Once the project has been set up as faceted, you can create the configuration. You will have a number of options on the drop-down. The problem is XPages isn’t based on an exact JSF version. It has elements of JSF 2.0 ported back into 1.1, the most notable of which are Custom Controls and viewScope. So really, you’re best off selecting JavaServer Faces v2.0 Project. (From what I’ve read before, JSF 2.0 deprecates VariableResolvers in favour of ELResolvers, but the JSF 2.0 editor still has VariableResolvers.)

JSF 2.0

The important option is then to click Further configuration available…. You then need to tell the project where your Java source folder(s) are. By default, it will try to help youo by creating a src folder. You don’t need that so remove it and map to your standard folder for Java source files. I still use WebContent/WEB-INF/src rather than the Java design element at Code/Java, hence why I’ve selected that.

Java source

I didn’t get to select this first time. So what I did was deselected all except JavaScript in the Project Facets area of Properties, then re-select JavaServer Faces v2.0 Project. On the next tab I went with the defaults but deselected Generate web.xml deployment descriptor. As Jesse mentioned, it’s not needed for XPages.

web module
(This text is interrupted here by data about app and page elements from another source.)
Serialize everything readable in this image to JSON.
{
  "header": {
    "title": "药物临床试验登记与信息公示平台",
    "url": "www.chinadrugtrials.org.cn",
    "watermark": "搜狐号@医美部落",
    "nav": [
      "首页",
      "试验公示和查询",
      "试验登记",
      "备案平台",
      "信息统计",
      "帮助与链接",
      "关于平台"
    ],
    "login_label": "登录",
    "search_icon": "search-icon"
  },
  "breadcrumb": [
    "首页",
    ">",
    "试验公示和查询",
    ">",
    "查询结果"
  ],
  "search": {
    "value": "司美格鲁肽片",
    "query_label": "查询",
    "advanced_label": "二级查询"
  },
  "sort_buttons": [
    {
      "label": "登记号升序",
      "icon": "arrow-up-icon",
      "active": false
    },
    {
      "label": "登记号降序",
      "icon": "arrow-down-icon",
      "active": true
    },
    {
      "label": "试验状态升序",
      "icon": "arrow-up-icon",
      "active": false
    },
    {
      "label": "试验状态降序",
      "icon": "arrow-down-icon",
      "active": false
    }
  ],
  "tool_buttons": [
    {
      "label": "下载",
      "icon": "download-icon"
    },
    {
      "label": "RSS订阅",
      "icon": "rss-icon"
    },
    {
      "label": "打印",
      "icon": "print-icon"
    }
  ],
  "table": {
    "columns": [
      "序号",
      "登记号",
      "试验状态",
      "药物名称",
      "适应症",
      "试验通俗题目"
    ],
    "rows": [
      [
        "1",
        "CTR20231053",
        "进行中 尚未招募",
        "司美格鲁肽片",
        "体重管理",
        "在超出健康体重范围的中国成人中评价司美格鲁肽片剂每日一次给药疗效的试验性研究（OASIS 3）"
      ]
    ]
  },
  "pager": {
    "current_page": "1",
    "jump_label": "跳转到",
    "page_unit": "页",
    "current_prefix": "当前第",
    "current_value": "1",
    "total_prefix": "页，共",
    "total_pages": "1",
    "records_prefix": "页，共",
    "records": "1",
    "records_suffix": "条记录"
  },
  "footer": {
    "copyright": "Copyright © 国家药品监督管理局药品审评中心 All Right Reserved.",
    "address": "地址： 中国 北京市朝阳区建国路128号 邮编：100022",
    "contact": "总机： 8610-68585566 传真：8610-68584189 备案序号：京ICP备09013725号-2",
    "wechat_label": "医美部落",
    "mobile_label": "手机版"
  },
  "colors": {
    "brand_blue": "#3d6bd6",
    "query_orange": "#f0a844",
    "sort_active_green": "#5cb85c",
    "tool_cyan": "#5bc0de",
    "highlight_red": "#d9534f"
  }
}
Finally, I disable library configuration. I’m not quite sure what that’s intended for, but that settings seems to be fine.

Library Configuration

Now when you edit the faces-config.xml, you get a fully rich editor. You can also define viewScoped managed beans, as well as components and anything else you might want to specify in a faces-config.

managed bean



Of course after you’ve made your edits, you’ll need to refresh your On Disk Project and sync your NSF.

One caveat is that in the application I was testing, I had jar files as Referenced Libraries. When I sync’d my NSF I had to add those jars again to the Build Path. I’m sure it’s something to do with how adding the project facet changed the project. Whatever the setting, I guess I had not set it back correctly.

2 thoughts on “JSF Tools Outside Designer”

  1. One caveat is that when importing into Designer I found it had lost the “Local” source folder, which Domino Designer uses to create Java classes for each XPage and Custom Control. This meant that when I added a new XPage, the build process didn’t make it available. It may have been caused by me playing around to try to get this whole process to work, but it was easily fixed by just right-clicking on the NSF in Package Explorer and selecting New > Source Folder and calling it Local. A build then worked as normal.

Leave a Comment

Your email address will not be published. Required fields are marked *

This site uses Akismet to reduce spam. Learn how your comment data is processed.